PADUCAH, Ky. (KBSI) – A Paducah man was sentenced to federal prison for methamphetamine distribution and possession of a firearm by a convicted felon.
Trevion Clary, 31, was sentenced to 12 years and 6 months in prison, followed by a 5-year term of supervised release, for two counts of possessing with the intent to distribute more than 50 grams of methamphetamine, one count of possessing with the intent to distribute more than 50 grams of a methamphetamine mixture, and possession of a firearm by a convicted felon.
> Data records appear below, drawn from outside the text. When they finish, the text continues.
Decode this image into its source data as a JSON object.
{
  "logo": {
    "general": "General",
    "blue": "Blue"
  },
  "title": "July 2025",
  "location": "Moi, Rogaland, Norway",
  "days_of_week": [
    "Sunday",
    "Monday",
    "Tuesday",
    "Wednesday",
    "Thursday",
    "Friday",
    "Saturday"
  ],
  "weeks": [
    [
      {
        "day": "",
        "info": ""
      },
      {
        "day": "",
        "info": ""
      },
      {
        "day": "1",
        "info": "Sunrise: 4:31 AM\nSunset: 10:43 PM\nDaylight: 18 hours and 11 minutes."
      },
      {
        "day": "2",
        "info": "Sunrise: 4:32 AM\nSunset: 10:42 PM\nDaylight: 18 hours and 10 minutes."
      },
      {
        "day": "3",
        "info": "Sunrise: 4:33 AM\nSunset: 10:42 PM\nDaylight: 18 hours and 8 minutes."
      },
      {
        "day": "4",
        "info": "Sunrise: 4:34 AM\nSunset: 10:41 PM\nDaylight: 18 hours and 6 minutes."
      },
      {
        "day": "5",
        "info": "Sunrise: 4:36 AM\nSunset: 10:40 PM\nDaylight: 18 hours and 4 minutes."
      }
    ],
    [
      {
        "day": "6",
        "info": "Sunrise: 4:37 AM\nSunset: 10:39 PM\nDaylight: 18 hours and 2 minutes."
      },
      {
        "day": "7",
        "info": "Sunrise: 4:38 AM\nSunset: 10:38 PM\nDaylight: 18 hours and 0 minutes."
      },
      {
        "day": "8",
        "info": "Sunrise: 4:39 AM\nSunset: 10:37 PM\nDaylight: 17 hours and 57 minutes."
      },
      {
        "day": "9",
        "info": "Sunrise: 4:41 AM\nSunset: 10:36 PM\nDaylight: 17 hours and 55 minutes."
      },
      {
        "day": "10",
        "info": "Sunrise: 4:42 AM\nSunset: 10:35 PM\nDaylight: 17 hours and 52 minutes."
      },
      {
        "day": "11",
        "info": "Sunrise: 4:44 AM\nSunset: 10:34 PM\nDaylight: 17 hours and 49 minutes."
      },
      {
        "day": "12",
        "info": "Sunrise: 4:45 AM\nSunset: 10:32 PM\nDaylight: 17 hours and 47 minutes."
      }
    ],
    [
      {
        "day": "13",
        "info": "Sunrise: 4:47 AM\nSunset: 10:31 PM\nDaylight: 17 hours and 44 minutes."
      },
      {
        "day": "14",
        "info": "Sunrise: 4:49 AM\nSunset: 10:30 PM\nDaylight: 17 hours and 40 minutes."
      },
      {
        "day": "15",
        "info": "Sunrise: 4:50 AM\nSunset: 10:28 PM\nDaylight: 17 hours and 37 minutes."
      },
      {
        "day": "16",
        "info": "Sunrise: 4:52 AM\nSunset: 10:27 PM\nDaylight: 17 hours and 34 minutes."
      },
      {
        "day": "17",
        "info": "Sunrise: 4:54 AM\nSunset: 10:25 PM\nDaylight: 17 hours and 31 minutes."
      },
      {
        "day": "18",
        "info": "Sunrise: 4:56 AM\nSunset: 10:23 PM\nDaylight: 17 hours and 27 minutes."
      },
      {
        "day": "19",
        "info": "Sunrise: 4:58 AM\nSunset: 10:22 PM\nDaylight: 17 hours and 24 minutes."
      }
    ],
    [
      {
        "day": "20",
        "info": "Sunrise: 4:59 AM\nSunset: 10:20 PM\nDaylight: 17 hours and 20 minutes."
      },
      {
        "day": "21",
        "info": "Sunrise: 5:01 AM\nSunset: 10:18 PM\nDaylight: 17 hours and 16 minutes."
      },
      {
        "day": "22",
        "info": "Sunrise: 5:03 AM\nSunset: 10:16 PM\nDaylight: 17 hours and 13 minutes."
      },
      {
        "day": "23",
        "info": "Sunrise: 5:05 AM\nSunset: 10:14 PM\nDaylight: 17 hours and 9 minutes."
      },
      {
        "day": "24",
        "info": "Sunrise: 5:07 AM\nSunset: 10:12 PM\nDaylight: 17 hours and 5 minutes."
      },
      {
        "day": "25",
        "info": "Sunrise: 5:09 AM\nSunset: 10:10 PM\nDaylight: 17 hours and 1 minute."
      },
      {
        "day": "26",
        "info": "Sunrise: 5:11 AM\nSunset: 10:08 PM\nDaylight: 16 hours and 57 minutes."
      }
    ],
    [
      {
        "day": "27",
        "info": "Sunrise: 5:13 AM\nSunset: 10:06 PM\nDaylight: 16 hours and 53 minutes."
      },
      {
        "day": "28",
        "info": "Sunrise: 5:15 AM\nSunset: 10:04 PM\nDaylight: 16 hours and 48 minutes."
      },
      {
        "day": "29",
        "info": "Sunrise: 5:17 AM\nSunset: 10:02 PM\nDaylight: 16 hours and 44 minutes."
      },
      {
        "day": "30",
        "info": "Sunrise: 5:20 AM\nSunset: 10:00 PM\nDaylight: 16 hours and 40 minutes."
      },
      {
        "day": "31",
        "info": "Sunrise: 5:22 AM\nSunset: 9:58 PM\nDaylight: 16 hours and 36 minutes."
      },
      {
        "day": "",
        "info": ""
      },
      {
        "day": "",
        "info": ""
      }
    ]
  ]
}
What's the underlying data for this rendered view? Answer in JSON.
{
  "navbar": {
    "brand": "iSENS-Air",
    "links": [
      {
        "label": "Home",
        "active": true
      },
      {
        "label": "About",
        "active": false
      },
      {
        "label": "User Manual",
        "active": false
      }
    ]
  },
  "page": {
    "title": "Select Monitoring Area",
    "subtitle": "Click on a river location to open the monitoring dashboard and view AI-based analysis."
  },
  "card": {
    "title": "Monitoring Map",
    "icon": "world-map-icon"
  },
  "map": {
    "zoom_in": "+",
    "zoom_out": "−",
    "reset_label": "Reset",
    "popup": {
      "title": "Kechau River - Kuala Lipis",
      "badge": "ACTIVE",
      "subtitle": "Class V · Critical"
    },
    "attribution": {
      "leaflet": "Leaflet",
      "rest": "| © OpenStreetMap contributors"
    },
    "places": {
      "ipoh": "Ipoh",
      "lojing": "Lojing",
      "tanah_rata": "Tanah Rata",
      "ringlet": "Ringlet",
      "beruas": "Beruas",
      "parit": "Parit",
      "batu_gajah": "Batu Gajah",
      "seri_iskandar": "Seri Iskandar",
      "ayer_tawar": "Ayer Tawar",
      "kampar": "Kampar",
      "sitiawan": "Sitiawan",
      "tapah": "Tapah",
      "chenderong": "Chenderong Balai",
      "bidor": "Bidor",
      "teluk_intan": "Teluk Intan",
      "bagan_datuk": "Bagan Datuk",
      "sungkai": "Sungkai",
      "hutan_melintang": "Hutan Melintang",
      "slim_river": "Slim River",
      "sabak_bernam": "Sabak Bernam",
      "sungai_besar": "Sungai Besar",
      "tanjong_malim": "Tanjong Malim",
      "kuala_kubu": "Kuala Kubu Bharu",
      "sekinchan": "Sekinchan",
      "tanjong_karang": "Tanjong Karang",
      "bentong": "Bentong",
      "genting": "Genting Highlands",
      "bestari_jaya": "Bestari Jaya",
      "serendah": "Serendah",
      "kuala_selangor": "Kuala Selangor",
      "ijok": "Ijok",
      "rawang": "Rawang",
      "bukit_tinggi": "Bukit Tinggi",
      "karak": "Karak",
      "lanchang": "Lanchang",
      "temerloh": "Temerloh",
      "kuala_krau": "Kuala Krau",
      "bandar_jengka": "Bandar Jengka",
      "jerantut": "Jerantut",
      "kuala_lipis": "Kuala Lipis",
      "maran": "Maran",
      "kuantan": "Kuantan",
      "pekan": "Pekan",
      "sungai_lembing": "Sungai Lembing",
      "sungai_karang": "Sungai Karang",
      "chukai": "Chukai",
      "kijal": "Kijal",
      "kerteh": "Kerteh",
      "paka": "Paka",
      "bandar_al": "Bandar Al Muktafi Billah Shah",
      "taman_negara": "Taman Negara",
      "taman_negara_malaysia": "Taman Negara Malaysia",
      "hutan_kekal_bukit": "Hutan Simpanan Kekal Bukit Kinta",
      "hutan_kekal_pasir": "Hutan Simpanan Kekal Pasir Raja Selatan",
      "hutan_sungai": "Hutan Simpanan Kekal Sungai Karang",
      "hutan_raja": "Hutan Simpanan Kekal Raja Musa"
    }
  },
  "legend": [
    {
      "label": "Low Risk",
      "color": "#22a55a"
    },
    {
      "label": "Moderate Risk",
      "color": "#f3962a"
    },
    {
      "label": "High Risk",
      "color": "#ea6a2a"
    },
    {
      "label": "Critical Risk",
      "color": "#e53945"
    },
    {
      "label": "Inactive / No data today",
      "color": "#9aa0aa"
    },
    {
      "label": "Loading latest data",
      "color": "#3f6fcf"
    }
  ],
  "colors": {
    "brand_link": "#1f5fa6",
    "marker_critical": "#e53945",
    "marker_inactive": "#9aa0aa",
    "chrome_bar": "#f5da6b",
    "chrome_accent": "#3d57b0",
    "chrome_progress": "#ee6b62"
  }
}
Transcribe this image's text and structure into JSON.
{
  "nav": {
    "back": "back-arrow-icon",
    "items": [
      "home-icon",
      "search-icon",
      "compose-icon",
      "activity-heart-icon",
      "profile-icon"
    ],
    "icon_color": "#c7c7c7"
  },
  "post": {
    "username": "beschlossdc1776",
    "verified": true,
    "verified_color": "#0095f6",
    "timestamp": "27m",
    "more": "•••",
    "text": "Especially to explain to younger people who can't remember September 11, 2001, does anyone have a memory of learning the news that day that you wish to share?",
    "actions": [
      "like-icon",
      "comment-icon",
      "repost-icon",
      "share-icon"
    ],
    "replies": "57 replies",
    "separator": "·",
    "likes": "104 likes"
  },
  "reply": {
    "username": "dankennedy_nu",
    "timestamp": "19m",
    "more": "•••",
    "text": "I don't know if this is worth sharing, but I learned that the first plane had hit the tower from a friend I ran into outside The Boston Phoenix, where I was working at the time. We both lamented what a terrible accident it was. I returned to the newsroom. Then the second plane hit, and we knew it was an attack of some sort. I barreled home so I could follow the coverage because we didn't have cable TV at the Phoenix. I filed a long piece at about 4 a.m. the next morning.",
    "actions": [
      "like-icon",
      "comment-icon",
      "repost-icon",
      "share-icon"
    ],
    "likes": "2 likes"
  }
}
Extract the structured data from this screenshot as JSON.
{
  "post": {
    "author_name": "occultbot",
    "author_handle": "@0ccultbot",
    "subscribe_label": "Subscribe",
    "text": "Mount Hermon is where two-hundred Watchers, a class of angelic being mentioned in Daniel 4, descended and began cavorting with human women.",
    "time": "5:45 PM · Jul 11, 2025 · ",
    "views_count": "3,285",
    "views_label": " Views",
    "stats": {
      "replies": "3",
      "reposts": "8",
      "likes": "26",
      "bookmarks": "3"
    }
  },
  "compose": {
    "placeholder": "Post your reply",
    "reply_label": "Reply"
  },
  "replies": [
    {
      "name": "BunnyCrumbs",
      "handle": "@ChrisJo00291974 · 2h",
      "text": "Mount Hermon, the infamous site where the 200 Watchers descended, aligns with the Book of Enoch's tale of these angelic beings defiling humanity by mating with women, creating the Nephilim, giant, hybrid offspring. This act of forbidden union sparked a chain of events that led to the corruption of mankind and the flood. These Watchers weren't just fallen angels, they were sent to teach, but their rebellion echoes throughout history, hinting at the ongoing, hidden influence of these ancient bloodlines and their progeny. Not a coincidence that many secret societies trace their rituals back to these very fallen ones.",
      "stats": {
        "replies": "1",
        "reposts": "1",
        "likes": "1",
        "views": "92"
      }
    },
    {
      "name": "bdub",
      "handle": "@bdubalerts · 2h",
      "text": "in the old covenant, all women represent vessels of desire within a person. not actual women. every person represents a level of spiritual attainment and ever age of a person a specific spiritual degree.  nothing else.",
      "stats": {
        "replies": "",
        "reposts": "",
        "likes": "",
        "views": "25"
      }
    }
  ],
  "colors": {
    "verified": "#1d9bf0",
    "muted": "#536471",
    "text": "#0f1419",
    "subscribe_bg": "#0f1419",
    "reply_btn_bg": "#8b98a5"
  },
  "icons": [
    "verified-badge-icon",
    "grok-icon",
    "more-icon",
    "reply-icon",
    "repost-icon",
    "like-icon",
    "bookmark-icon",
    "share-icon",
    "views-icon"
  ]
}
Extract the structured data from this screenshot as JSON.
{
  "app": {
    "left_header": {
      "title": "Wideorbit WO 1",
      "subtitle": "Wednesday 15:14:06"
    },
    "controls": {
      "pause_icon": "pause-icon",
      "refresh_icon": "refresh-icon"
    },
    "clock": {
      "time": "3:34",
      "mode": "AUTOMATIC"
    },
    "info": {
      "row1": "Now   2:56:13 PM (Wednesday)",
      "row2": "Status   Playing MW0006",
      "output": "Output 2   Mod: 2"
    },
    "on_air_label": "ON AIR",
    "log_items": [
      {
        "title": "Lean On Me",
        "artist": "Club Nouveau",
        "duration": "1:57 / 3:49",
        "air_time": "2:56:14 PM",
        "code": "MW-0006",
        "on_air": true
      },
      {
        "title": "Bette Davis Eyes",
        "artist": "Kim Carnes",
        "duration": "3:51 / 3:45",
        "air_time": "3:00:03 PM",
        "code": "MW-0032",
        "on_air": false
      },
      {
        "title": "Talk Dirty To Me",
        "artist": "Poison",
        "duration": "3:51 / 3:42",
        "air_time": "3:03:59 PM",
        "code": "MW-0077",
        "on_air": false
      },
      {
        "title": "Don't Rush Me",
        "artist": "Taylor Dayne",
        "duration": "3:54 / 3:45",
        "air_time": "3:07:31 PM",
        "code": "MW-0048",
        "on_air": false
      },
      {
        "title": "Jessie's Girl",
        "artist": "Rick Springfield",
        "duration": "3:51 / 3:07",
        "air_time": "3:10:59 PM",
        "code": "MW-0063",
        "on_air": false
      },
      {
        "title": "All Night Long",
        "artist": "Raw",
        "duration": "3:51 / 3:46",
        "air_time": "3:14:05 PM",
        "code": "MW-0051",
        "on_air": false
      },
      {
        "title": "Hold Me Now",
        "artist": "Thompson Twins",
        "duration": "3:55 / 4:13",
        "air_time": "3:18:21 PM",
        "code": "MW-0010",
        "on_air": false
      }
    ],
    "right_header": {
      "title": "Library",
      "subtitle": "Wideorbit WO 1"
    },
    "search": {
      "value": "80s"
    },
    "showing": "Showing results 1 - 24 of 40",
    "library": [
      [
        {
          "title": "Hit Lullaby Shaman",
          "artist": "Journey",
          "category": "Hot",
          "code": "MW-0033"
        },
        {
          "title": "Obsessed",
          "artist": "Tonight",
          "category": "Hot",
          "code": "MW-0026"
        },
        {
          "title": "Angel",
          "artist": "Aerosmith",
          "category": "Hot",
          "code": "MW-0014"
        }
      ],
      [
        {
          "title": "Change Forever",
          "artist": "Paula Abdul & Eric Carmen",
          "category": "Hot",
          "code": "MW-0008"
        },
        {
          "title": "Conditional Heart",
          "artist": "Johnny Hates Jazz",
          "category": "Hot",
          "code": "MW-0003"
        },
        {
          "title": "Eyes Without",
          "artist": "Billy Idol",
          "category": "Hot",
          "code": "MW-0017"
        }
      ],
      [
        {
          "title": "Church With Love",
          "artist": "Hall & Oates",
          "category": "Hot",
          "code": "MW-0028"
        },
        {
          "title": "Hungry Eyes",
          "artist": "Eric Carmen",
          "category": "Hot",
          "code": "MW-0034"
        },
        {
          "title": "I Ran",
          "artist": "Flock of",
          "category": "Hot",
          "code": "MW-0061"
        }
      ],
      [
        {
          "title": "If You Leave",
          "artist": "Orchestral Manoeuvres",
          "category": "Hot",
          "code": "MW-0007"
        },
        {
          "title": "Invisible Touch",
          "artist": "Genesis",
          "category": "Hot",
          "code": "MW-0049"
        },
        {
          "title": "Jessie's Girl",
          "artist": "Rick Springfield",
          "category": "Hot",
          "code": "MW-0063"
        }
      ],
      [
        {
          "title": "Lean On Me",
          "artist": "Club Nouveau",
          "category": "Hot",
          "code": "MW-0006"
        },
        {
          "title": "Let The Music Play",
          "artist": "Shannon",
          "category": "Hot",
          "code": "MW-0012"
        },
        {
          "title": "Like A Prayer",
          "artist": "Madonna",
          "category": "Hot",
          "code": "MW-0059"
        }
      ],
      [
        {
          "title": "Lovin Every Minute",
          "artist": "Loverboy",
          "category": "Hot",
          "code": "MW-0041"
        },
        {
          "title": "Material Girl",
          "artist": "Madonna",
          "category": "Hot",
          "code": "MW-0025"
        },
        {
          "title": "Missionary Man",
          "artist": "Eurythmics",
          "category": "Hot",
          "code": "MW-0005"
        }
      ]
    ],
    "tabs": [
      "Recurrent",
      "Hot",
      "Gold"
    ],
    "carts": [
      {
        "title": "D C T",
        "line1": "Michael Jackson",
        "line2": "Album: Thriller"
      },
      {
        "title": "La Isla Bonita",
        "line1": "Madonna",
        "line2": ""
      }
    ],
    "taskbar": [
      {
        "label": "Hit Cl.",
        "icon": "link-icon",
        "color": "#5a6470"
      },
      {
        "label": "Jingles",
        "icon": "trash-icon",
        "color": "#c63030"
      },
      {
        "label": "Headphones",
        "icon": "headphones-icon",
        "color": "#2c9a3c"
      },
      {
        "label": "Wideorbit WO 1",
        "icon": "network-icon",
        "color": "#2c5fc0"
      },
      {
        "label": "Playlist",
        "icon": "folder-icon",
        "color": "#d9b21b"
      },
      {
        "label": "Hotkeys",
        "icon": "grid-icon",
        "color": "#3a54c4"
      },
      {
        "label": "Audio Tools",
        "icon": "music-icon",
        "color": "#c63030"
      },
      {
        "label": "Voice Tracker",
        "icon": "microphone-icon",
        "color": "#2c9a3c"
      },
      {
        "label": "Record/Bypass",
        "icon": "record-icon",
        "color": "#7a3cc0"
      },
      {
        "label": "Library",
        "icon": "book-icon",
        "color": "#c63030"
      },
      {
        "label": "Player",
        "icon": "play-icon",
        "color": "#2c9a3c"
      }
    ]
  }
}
There is no parole in the federal system.
U.S. Attorney Michael A. Bennett of the Western District of Kentucky, Special Agent in Charge R. Shawn Morrow of the ATF Louisville Field Division, Special Agent in Charge J. Todd Scott of the DEA Louisville Field Division, Commissioner Phillip Burnett, Jr. of the Kentucky State Police, Chief Jason Newby of the Hopkinsville Police Department, Sheriff Ryan Norman of the McCracken County Sheriff’s Office, and Sheriff Brent White of the Lyon County Sheriff’s Office made the announcement.
“I commend the work of our federal and state partners in this case as well as the collaborative effort of KSP, the Hopkinsville Police Department, the McCracken County Sheriff’s Office, and the Lyon County Sheriff’s Office,” said U.S. Attorney Michael A. Bennett in a news release. “Western Kentucky state and local law enforcement professionals are force multipliers and key to our ability to effectively enforce federal law. Real law enforcement collaboration results in safer communities for the citizens of the Western District.”
The ATF Paducah Satellite Office, DEA Paducah Post of Duty Office, Kentucky State Police, Hopkinsville Police Department, and the McCracken County Sheriff’s Office with assistance from the Lyon County Sheriff’s Office investigated the case.
Assistant U.S. Attorney Seth Hancock, of the U.S. Attorney’s Paducah Branch Office, prosecuted the case.
This case is part of Project Safe Neighborhoods (PSN). The program brings together all levels of law enforcement and the communities they serve to reduce violent crime and gun violence, and to make neighborhoods safer for everyone.
On May 26, 2021, the department launched a violent crime reduction strategy strengthening PSN based on these core principles: fostering trust and legitimacy in our communities, supporting community-based organizations that help prevent violence from occurring in the first place, setting focused and strategic enforcement priorities, and measuring the results.